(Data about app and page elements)
┌──

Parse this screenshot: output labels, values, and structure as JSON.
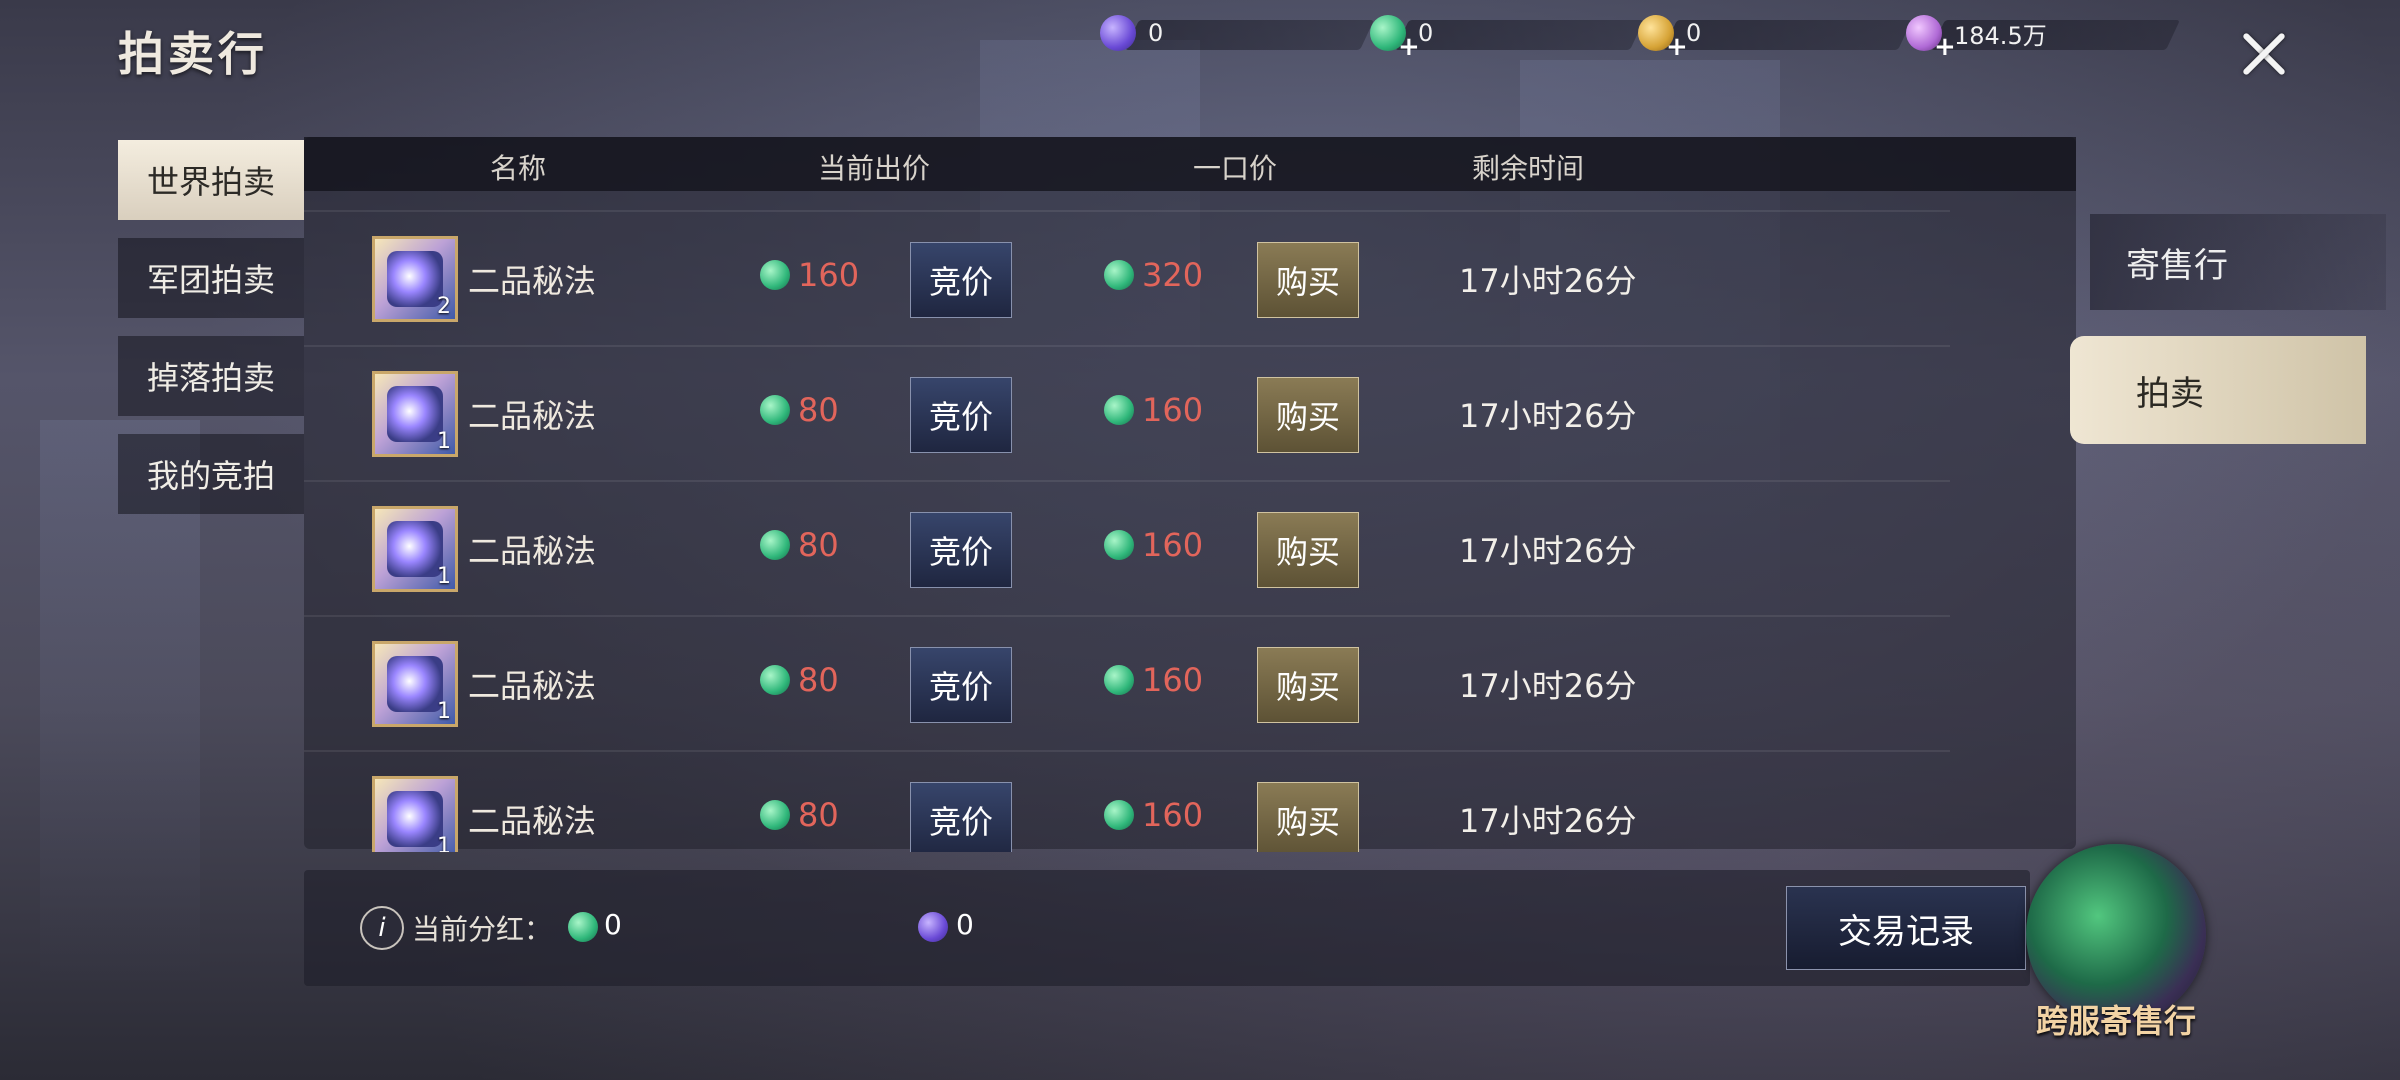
{
  "title": "拍卖行",
  "currencies": [
    {
      "icon": "purple-gem-icon",
      "value": "0",
      "has_plus": false
    },
    {
      "icon": "green-jade-icon",
      "value": "0",
      "has_plus": true
    },
    {
      "icon": "gold-coin-icon",
      "value": "0",
      "has_plus": true
    },
    {
      "icon": "violet-coin-icon",
      "value": "184.5万",
      "has_plus": true
    }
  ],
  "left_tabs": [
    "世界拍卖",
    "军团拍卖",
    "掉落拍卖",
    "我的竞拍"
  ],
  "columns": [
    "名称",
    "当前出价",
    "一口价",
    "剩余时间"
  ],
  "rows": [
    {
      "name": "二品秘法",
      "count": "2",
      "current_bid": "160",
      "bid_label": "竞价",
      "buyout": "320",
      "buy_label": "购买",
      "time": "17小时26分"
    },
    {
      "name": "二品秘法",
      "count": "1",
      "current_bid": "80",
      "bid_label": "竞价",
      "buyout": "160",
      "buy_label": "购买",
      "time": "17小时26分"
    },
    {
      "name": "二品秘法",
      "count": "1",
      "current_bid": "80",
      "bid_label": "竞价",
      "buyout": "160",
      "buy_label": "购买",
      "time": "17小时26分"
    },
    {
      "name": "二品秘法",
      "count": "1",
      "current_bid": "80",
      "bid_label": "竞价",
      "buyout": "160",
      "buy_label": "购买",
      "time": "17小时26分"
    },
    {
      "name": "二品秘法",
      "count": "1",
      "current_bid": "80",
      "bid_label": "竞价",
      "buyout": "160",
      "buy_label": "购买",
      "time": "17小时26分"
    }
  ],
  "footer": {
    "info_icon": "i",
    "dividend_label": "当前分红：",
    "green_value": "0",
    "purple_value": "0",
    "trade_record": "交易记录"
  },
  "side_tabs": {
    "consign": "寄售行",
    "auction": "拍卖"
  },
  "badge": {
    "label": "跨服寄售行"
  },
  "colors": {
    "price": "#e2655b",
    "active_tab": "#efe6d3"
  }
}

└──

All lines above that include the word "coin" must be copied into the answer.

Task output –
      "icon": "gold-coin-icon",
      "icon": "violet-coin-icon",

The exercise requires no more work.